David Law, traffic manager, said: "We have now decided to hire three traffic wardens. They have been offered the posts and we are not sure of confirmed start dates but it should be within the next four weeks.
"Obviously they will need to be trained and shown the ropes.
"There will be an increase of police community support officers in the area and while they cannot issue fines, they can deal with congestion.
"Their presence should deter people. And there are also police officers who can deal with matters."
However, neither the police or district council were available for comment on how they plan to combat the absence of traffic wardens in the interim period.
Cromer mayor Tony Nash said: "In the past traffic wardens have always done a really good and fair job. There's a necessity about them that keeps people on their toes."
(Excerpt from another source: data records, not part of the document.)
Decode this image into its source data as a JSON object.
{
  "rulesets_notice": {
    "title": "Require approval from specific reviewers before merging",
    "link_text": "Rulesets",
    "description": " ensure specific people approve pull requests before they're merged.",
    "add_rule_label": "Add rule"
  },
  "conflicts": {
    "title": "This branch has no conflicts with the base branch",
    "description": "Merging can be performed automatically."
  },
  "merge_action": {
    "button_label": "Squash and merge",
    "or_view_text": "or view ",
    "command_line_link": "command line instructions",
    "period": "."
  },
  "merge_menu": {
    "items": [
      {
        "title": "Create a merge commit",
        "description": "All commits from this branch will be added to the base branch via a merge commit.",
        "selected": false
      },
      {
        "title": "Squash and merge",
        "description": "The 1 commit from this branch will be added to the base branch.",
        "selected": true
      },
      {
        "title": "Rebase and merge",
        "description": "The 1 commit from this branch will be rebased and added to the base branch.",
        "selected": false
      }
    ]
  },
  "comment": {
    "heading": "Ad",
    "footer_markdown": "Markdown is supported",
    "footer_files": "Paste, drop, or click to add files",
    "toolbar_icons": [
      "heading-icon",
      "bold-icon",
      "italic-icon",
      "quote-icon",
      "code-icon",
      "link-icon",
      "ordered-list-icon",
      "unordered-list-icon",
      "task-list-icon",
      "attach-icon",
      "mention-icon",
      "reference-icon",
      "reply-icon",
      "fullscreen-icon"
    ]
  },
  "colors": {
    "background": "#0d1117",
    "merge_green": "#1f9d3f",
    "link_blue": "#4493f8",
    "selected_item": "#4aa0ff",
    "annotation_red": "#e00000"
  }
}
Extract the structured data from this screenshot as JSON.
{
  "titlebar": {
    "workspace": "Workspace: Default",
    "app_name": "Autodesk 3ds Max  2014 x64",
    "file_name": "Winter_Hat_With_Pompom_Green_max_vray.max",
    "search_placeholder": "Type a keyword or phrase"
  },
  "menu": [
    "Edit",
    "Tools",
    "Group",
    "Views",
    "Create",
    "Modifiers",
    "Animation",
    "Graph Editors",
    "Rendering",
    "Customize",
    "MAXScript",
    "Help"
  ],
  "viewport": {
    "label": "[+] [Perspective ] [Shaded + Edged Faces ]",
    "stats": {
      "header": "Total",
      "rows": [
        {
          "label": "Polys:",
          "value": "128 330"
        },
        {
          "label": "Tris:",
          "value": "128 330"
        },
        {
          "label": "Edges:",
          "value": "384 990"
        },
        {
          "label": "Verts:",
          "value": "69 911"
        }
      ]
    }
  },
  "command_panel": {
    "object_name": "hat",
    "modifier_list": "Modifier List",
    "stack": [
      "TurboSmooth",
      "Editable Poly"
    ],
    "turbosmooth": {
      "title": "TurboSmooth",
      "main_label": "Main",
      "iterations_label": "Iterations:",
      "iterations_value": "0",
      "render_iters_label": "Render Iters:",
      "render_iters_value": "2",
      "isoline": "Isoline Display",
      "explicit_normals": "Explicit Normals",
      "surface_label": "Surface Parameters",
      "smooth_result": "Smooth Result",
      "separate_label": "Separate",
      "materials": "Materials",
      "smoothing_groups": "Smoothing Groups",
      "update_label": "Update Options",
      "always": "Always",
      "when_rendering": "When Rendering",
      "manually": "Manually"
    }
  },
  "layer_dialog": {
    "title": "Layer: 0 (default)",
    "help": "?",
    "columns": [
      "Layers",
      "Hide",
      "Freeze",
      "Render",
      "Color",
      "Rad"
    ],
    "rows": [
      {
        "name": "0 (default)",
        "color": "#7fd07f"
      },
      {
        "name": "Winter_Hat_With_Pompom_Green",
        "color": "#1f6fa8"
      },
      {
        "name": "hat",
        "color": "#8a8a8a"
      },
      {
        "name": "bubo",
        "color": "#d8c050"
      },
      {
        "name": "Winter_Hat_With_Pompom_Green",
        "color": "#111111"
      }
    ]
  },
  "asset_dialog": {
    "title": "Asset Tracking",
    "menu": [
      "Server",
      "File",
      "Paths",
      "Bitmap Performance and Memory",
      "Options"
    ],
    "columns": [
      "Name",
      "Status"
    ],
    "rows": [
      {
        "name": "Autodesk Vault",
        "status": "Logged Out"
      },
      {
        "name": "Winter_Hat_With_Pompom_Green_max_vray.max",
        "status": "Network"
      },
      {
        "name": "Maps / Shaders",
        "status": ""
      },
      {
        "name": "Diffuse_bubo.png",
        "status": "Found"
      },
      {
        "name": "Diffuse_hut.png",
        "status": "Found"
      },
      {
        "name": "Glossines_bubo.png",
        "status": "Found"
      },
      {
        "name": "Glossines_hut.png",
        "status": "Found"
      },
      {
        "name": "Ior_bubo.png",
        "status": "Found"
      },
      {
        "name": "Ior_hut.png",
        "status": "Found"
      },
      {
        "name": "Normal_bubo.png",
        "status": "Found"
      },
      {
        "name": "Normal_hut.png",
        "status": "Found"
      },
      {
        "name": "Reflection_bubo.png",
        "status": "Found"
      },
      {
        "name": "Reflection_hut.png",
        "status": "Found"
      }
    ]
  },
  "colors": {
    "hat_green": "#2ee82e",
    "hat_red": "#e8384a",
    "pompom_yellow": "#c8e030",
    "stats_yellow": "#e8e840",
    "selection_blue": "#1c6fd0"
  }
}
North Norfolk has always had parking problems. In summer cars often litter the pavements of the coastal towns.
Residents in North Walsham and Cromer have repeatedly campaigned for more car parks.
In 2006 the district council proposed to build 56 spaces on the Kiddies Corner at North Lodge Park in Cromer, but more than 3,000 people signed a petition opposing the scheme.
One North Walsham shopowner who did not wish to be named said: "Traffic wardens only solve part of the problem. This town really needs car parks where people can stay and wander around for the whole day.
"Or what a lot of us want is to allow cars to park in the town centre and reduce the speed limit. It would make the area more sociable and reduce the dire need for traffic wardens."